Illustration of President Franklin Pierce. Illustration of President Franklin Pierce.

 

Welcome back, Franklin Pierce. The moniker of our 14th president is returning to legal education after a nine-year absence. University of New Hampshire Law School dean Megan Carpenter announced Tuesday that the Concord campus will henceforth be known as the University of New Hampshire Franklin Pierce School of Law after years of alumni requests. The new name will also capitalize on the school’s reputation as an intellectual property powerhouse, according to Carpenter.

It’s the latest twist for a law school that has seen significant change over the past decade. The campus was founded in 1973 as the independent Franklin Pierce Law School, and it established one of the most respected intellectual property programs in the country. (Pierce, a lawyer who died in 1869, was a New Hampshire native.) The University of New Hampshire acquired the state’s only law school in 2010 and dropped the Franklin Pierce name altogether. At the time, the school’s admissions dean said her office fielded many questions from prospective students about who Franklin Pierce is.

But alumni of the school felt differently, according to Carpenter, who unveiled the news to members of the law school community at the Intellectual Trademark Association’s annual meeting in Boston this week.

“I want to tell you—honestly—the biggest question I’m asked from all of you is, ‘Can we get Franklin Pierce back into the name of the school?’ ” Carpenter said during her announcement of the change. “I’ve been asked that three times today alone. I’m here to tell you tonight that we have heard you. You, the University of New Hampshire, and us together, have decided that effective today, right now, our law school is the University of New Hampshire Franklin Pierce School of Law.”

The announcement was met with a roar of approval from the assembled crowd.

Recent naming controversies at law schools have highlighted the sensitive nature of institutional monikers and the deep attachment alumni sometimes feel to them. The University of California, Berkeley School of Law last year opted to drop its informal “Boalt Hall” name after researchers revealed the racist past of namesake John Boalt. But the law school community was evenly split over ditching the name, dean Erwin Chemerinsky said at the time. Florida State University is currently trying to strip the name of former Florida Supreme Court Justice B.K. Roberts from its law school campus, but has run into legislative roadblocks. (Critics have taken issue with Robert’s opposition to racial integration from the bench.)

Franklin Pierce—the former president—hasn’t come under that type of scrutiny, though he opposed the abolitionist movement in the run-up to the Civil War. But alumni feel an affinity for the name and its connection to the school’s history. And the Franklin Pierce association with intellectual property excellence is worth preserving, according to Carpenter.

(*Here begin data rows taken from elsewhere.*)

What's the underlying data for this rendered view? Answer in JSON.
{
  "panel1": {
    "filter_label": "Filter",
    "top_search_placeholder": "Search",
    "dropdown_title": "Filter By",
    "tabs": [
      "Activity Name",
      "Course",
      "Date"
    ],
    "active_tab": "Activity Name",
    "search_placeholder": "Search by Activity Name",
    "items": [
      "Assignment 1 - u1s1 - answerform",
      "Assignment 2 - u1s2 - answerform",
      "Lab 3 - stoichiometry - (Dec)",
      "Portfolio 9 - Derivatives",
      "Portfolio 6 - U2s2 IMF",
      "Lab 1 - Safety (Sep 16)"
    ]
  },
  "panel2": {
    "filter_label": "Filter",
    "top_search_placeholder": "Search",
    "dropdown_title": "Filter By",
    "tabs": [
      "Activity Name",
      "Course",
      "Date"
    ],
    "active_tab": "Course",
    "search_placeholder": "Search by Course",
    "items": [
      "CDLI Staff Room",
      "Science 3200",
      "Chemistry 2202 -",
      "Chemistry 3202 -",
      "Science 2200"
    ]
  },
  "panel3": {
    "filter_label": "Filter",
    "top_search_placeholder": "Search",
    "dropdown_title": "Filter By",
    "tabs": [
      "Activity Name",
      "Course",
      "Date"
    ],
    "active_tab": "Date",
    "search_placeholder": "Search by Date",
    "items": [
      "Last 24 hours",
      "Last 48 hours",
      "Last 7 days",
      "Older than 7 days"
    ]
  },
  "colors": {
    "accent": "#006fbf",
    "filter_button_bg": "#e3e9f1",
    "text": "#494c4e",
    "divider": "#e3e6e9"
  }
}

“The Franklin Pierce name is considered the gold standard for intellectual property internationally,” she said in a statement on the change. “We’re confident welcoming Franklin Pierce back into our name will build new bridges globally as well as enhance relationships with our alumni.”